:: Supplied records ::

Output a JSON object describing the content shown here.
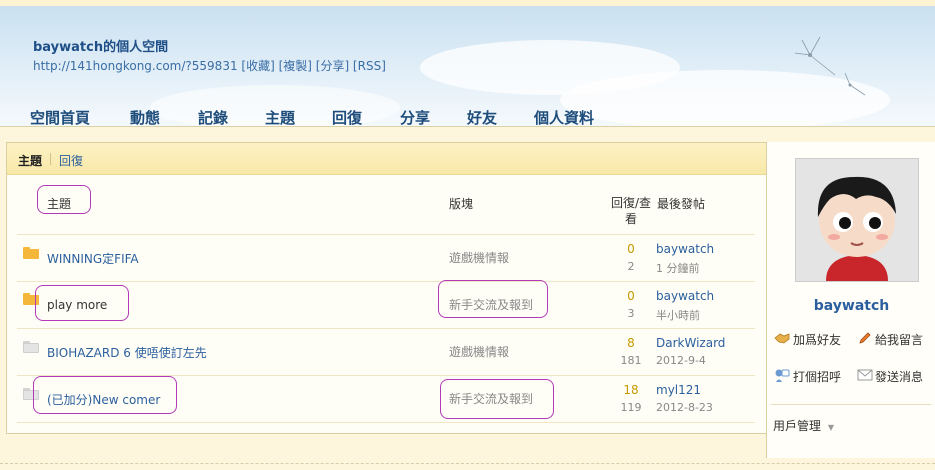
{
  "header": {
    "site_title": "baywatch的個人空間",
    "site_url": "http://141hongkong.com/?559831 [收藏] [複製] [分享] [RSS]",
    "nav": [
      "空間首頁",
      "動態",
      "記錄",
      "主題",
      "回復",
      "分享",
      "好友",
      "個人資料"
    ]
  },
  "tabs": {
    "topic": "主題",
    "reply": "回復"
  },
  "table": {
    "headers": {
      "topic": "主題",
      "forum": "版塊",
      "replies_views": "回復/查看",
      "last_post": "最後發帖"
    },
    "rows": [
      {
        "title": "WINNING定FIFA",
        "forum": "遊戲機情報",
        "replies": "0",
        "views": "2",
        "user": "baywatch",
        "date": "1 分鐘前",
        "icon": "folder-yellow-icon"
      },
      {
        "title": "play more",
        "forum": "新手交流及報到",
        "replies": "0",
        "views": "3",
        "user": "baywatch",
        "date": "半小時前",
        "icon": "folder-yellow-icon"
      },
      {
        "title": "BIOHAZARD 6 使唔使訂左先",
        "forum": "遊戲機情報",
        "replies": "8",
        "views": "181",
        "user": "DarkWizard",
        "date": "2012-9-4",
        "icon": "folder-grey-icon"
      },
      {
        "title": "(已加分)New comer",
        "forum": "新手交流及報到",
        "replies": "18",
        "views": "119",
        "user": "myl121",
        "date": "2012-8-23",
        "icon": "folder-grey-icon"
      }
    ]
  },
  "sidebar": {
    "username": "baywatch",
    "add_friend": "加爲好友",
    "leave_message": "給我留言",
    "greet": "打個招呼",
    "send_message": "發送消息",
    "user_manage": "用戶管理",
    "manage_arrow": "▼"
  },
  "colors": {
    "accent": "#2b5f9e",
    "highlight_mark": "#b23ab8",
    "tab_bar": "#f8e8a8"
  }
}
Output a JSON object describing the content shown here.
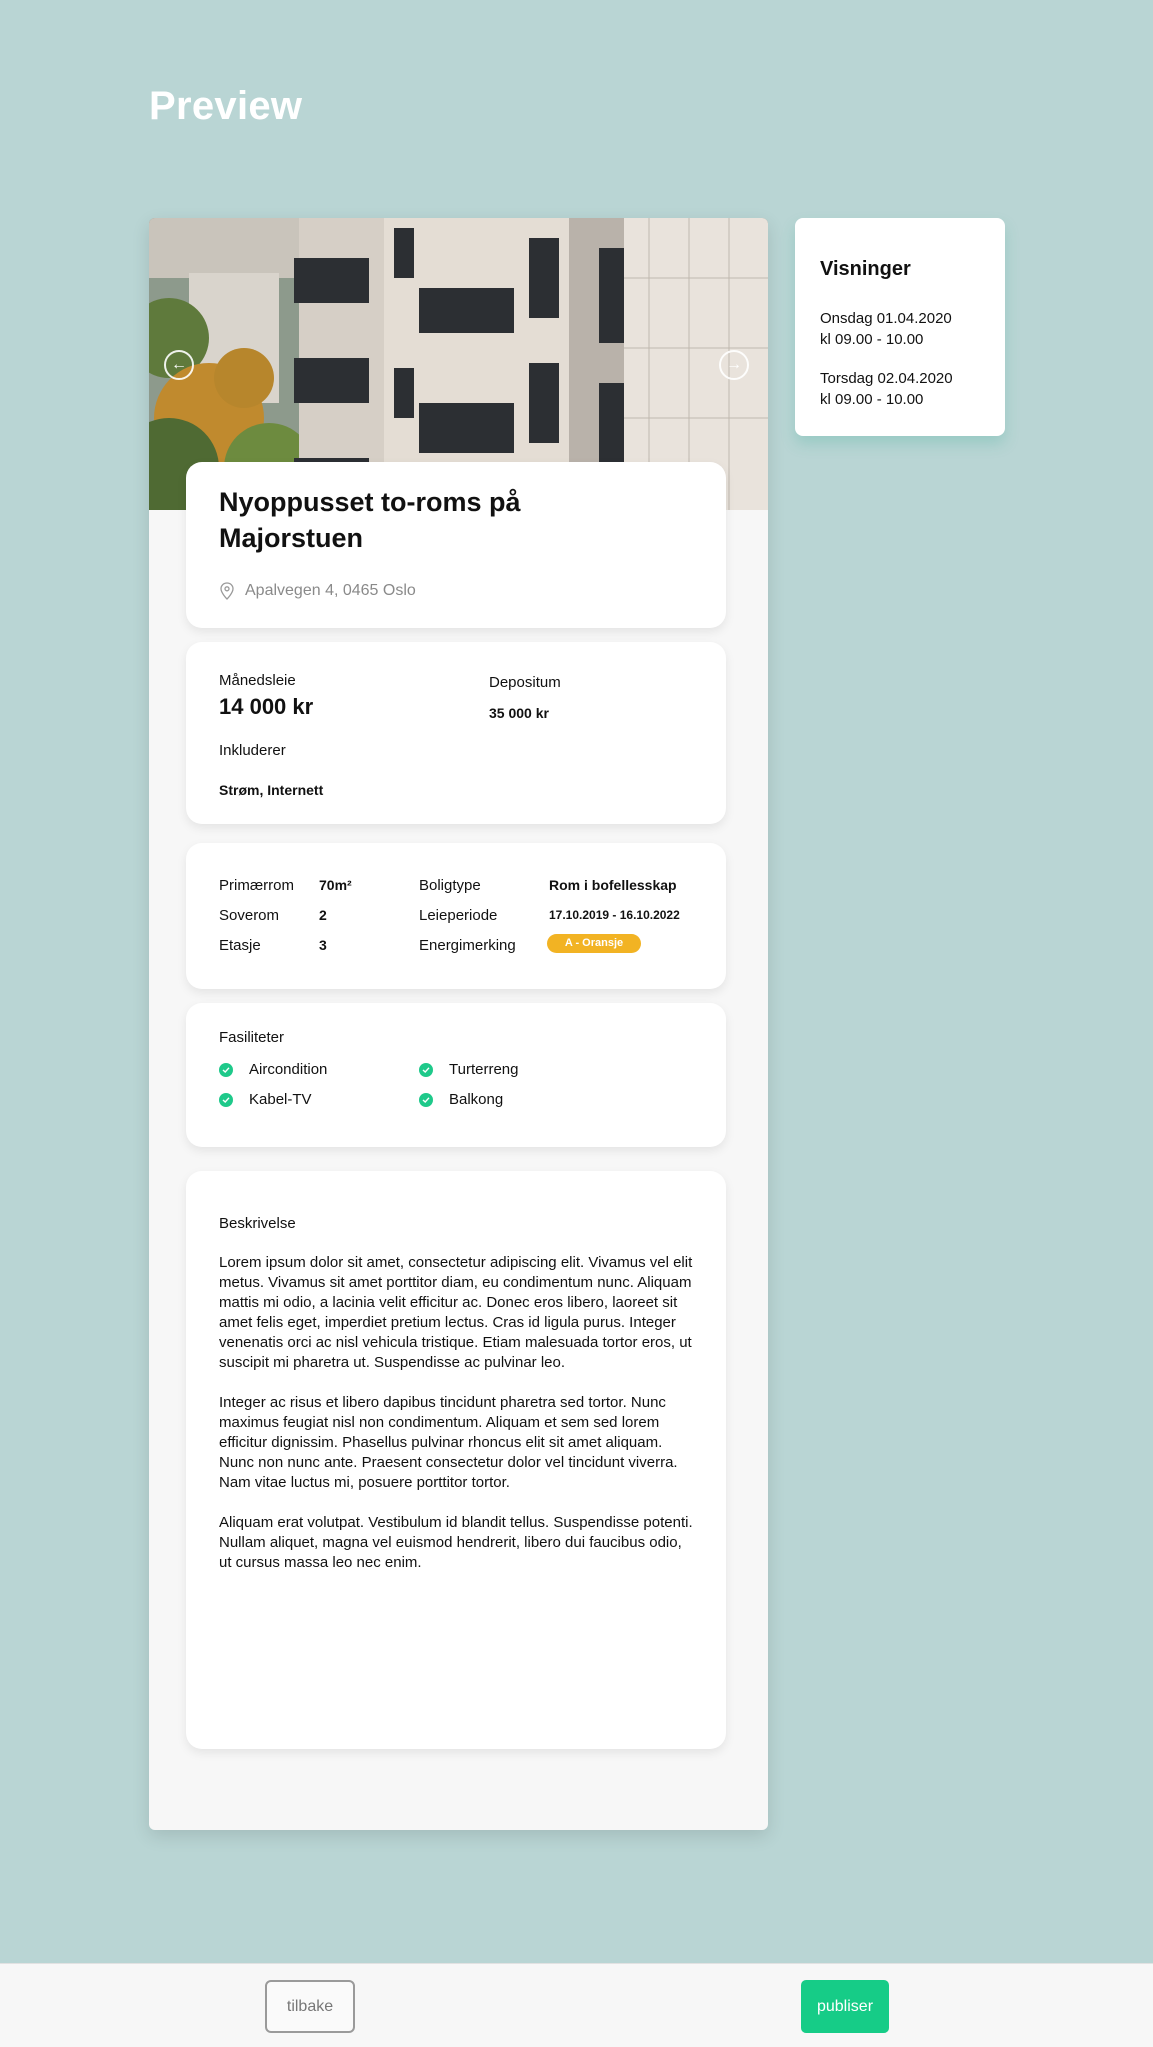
{
  "page": {
    "title": "Preview"
  },
  "listing": {
    "title": "Nyoppusset to-roms på Majorstuen",
    "address": "Apalvegen 4, 0465 Oslo",
    "price": {
      "rent_label": "Månedsleie",
      "rent_value": "14 000 kr",
      "deposit_label": "Depositum",
      "deposit_value": "35 000 kr",
      "includes_label": "Inkluderer",
      "includes_value": "Strøm, Internett"
    },
    "details": {
      "primary_room_label": "Primærrom",
      "primary_room_value": "70m²",
      "bedrooms_label": "Soverom",
      "bedrooms_value": "2",
      "floor_label": "Etasje",
      "floor_value": "3",
      "type_label": "Boligtype",
      "type_value": "Rom i bofellesskap",
      "period_label": "Leieperiode",
      "period_value": "17.10.2019 - 16.10.2022",
      "energy_label": "Energimerking",
      "energy_value": "A - Oransje"
    },
    "facilities": {
      "title": "Fasiliteter",
      "items": [
        "Aircondition",
        "Kabel-TV",
        "Turterreng",
        "Balkong"
      ]
    },
    "description": {
      "title": "Beskrivelse",
      "paragraphs": [
        "Lorem ipsum dolor sit amet, consectetur adipiscing elit. Vivamus vel elit metus. Vivamus sit amet porttitor diam, eu condimentum nunc. Aliquam mattis mi odio, a lacinia velit efficitur ac. Donec eros libero, laoreet sit amet felis eget, imperdiet pretium lectus. Cras id ligula purus. Integer venenatis orci ac nisl vehicula tristique. Etiam malesuada tortor eros, ut suscipit mi pharetra ut. Suspendisse ac pulvinar leo.",
        "Integer ac risus et libero dapibus tincidunt pharetra sed tortor. Nunc maximus feugiat nisl non condimentum. Aliquam et sem sed lorem efficitur dignissim. Phasellus pulvinar rhoncus elit sit amet aliquam. Nunc non nunc ante. Praesent consectetur dolor vel tincidunt viverra. Nam vitae luctus mi, posuere porttitor tortor.",
        "Aliquam erat volutpat. Vestibulum id blandit tellus. Suspendisse potenti. Nullam aliquet, magna vel euismod hendrerit, libero dui faucibus odio, ut cursus massa leo nec enim."
      ]
    }
  },
  "viewings": {
    "title": "Visninger",
    "items": [
      {
        "day": "Onsdag 01.04.2020",
        "time": "kl 09.00 - 10.00"
      },
      {
        "day": "Torsdag 02.04.2020",
        "time": "kl 09.00 - 10.00"
      }
    ]
  },
  "footer": {
    "back_label": "tilbake",
    "publish_label": "publiser"
  },
  "colors": {
    "background": "#b9d5d4",
    "accent_green": "#16cc87",
    "energy_badge": "#f2b323"
  },
  "icons": {
    "prev": "arrow-left-circle-icon",
    "next": "arrow-right-circle-icon",
    "address": "map-pin-icon",
    "facility": "check-circle-icon"
  }
}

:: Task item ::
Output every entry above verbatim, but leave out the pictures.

:: Final answer ::
Output a JSON object describing the content shown here.
{
  "header": {
    "site_title": "baywatch的個人空間",
    "site_url": "http://141hongkong.com/?559831 [收藏] [複製] [分享] [RSS]",
    "nav": [
      "空間首頁",
      "動態",
      "記錄",
      "主題",
      "回復",
      "分享",
      "好友",
      "個人資料"
    ]
  },
  "tabs": {
    "topic": "主題",
    "reply": "回復"
  },
  "table": {
    "headers": {
      "topic": "主題",
      "forum": "版塊",
      "replies_views": "回復/查看",
      "last_post": "最後發帖"
    },
    "rows": [
      {
        "title": "WINNING定FIFA",
        "forum": "遊戲機情報",
        "replies": "0",
        "views": "2",
        "user": "baywatch",
        "date": "1 分鐘前",
        "icon": "folder-yellow-icon"
      },
      {
        "title": "play more",
        "forum": "新手交流及報到",
        "replies": "0",
        "views": "3",
        "user": "baywatch",
        "date": "半小時前",
        "icon": "folder-yellow-icon"
      },
      {
        "title": "BIOHAZARD 6 使唔使訂左先",
        "forum": "遊戲機情報",
        "replies": "8",
        "views": "181",
        "user": "DarkWizard",
        "date": "2012-9-4",
        "icon": "folder-grey-icon"
      },
      {
        "title": "(已加分)New comer",
        "forum": "新手交流及報到",
        "replies": "18",
        "views": "119",
        "user": "myl121",
        "date": "2012-8-23",
        "icon": "folder-grey-icon"
      }
    ]
  },
  "sidebar": {
    "username": "baywatch",
    "add_friend": "加爲好友",
    "leave_message": "給我留言",
    "greet": "打個招呼",
    "send_message": "發送消息",
    "user_manage": "用戶管理",
    "manage_arrow": "▼"
  },
  "colors": {
    "accent": "#2b5f9e",
    "highlight_mark": "#b23ab8",
    "tab_bar": "#f8e8a8"
  }
}
Output a JSON object describing the content shown here.
{
  "page": {
    "title": "Preview"
  },
  "listing": {
    "title": "Nyoppusset to-roms på Majorstuen",
    "address": "Apalvegen 4, 0465 Oslo",
    "price": {
      "rent_label": "Månedsleie",
      "rent_value": "14 000 kr",
      "deposit_label": "Depositum",
      "deposit_value": "35 000 kr",
      "includes_label": "Inkluderer",
      "includes_value": "Strøm, Internett"
    },
    "details": {
      "primary_room_label": "Primærrom",
      "primary_room_value": "70m²",
      "bedrooms_label": "Soverom",
      "bedrooms_value": "2",
      "floor_label": "Etasje",
      "floor_value": "3",
      "type_label": "Boligtype",
      "type_value": "Rom i bofellesskap",
      "period_label": "Leieperiode",
      "period_value": "17.10.2019 - 16.10.2022",
      "energy_label": "Energimerking",
      "energy_value": "A - Oransje"
    },
    "facilities": {
      "title": "Fasiliteter",
      "items": [
        "Aircondition",
        "Kabel-TV",
        "Turterreng",
        "Balkong"
      ]
    },
    "description": {
      "title": "Beskrivelse",
      "paragraphs": [
        "Lorem ipsum dolor sit amet, consectetur adipiscing elit. Vivamus vel elit metus. Vivamus sit amet porttitor diam, eu condimentum nunc. Aliquam mattis mi odio, a lacinia velit efficitur ac. Donec eros libero, laoreet sit amet felis eget, imperdiet pretium lectus. Cras id ligula purus. Integer venenatis orci ac nisl vehicula tristique. Etiam malesuada tortor eros, ut suscipit mi pharetra ut. Suspendisse ac pulvinar leo.",
        "Integer ac risus et libero dapibus tincidunt pharetra sed tortor. Nunc maximus feugiat nisl non condimentum. Aliquam et sem sed lorem efficitur dignissim. Phasellus pulvinar rhoncus elit sit amet aliquam. Nunc non nunc ante. Praesent consectetur dolor vel tincidunt viverra. Nam vitae luctus mi, posuere porttitor tortor.",
        "Aliquam erat volutpat. Vestibulum id blandit tellus. Suspendisse potenti. Nullam aliquet, magna vel euismod hendrerit, libero dui faucibus odio, ut cursus massa leo nec enim."
      ]
    }
  },
  "viewings": {
    "title": "Visninger",
    "items": [
      {
        "day": "Onsdag 01.04.2020",
        "time": "kl 09.00 - 10.00"
      },
      {
        "day": "Torsdag 02.04.2020",
        "time": "kl 09.00 - 10.00"
      }
    ]
  },
  "footer": {
    "back_label": "tilbake",
    "publish_label": "publiser"
  },
  "colors": {
    "background": "#b9d5d4",
    "accent_green": "#16cc87",
    "energy_badge": "#f2b323"
  },
  "icons": {
    "prev": "arrow-left-circle-icon",
    "next": "arrow-right-circle-icon",
    "address": "map-pin-icon",
    "facility": "check-circle-icon"
  }
}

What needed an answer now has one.